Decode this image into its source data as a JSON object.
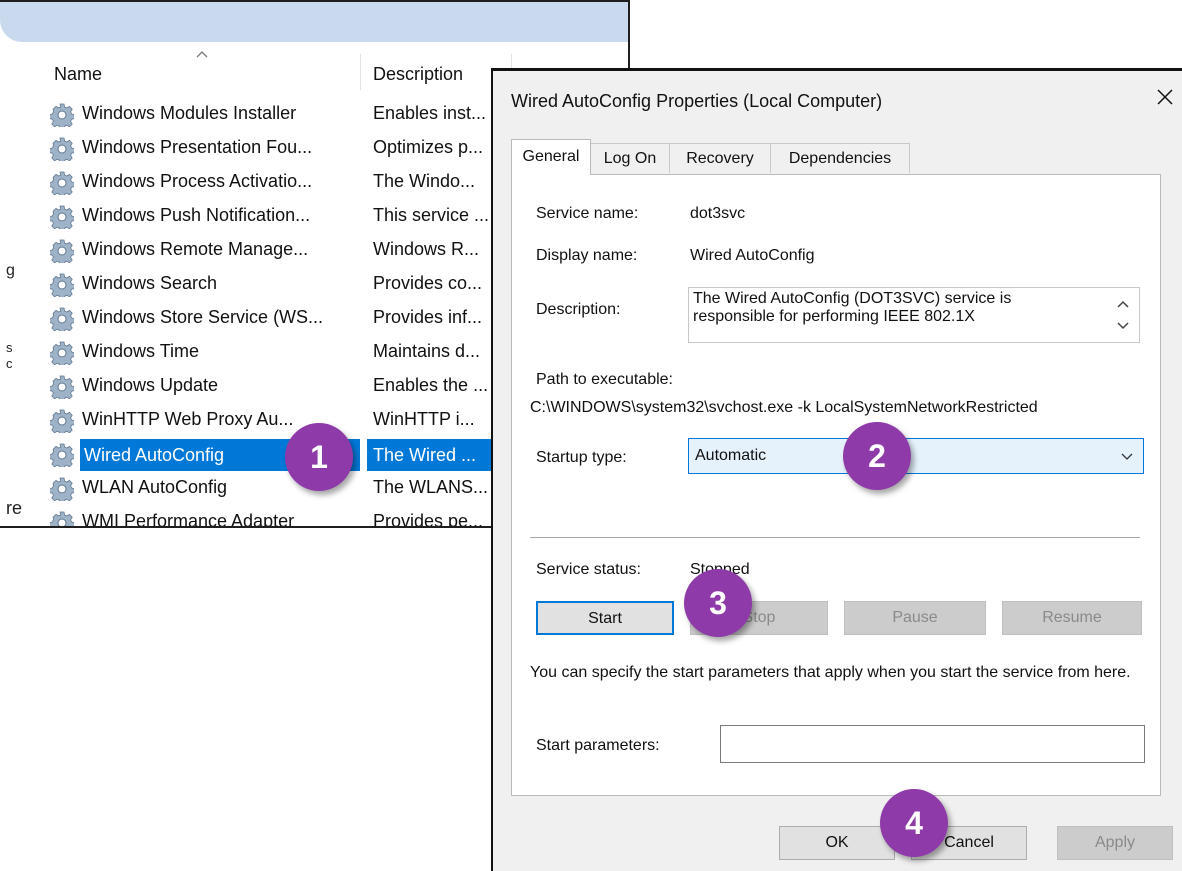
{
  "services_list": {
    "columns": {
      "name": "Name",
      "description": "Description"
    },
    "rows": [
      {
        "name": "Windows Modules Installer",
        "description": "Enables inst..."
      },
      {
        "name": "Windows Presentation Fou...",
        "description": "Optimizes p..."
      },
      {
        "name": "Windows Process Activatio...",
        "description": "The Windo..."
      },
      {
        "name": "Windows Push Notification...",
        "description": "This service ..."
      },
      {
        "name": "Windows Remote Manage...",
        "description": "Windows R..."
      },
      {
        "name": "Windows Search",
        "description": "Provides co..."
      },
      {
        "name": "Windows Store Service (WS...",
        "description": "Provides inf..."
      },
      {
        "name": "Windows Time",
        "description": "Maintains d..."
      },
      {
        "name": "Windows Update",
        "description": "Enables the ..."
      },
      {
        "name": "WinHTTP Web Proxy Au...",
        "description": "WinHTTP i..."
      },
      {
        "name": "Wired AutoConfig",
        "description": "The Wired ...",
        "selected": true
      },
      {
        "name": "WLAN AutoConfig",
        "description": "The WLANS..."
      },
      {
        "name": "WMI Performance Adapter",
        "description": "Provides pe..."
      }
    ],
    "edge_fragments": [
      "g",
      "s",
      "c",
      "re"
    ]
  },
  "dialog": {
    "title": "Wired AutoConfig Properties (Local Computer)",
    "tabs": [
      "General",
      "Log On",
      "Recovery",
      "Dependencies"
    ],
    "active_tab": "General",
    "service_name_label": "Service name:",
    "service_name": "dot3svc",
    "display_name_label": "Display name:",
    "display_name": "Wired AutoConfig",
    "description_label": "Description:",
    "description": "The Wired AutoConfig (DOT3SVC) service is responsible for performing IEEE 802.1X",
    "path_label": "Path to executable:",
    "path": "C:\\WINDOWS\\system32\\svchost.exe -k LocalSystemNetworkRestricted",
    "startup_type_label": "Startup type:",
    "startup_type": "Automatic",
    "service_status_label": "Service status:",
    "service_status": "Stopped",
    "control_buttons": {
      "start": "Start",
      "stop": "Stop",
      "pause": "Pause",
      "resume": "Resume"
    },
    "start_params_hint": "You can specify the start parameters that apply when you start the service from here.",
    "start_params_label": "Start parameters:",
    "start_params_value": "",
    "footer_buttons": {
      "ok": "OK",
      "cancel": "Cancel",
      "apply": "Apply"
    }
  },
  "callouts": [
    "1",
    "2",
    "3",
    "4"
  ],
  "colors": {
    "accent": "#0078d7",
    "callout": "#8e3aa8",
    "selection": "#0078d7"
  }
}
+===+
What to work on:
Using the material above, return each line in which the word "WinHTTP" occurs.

Completed exercise:
        "name": "WinHTTP Web Proxy Au...",
        "description": "WinHTTP i..."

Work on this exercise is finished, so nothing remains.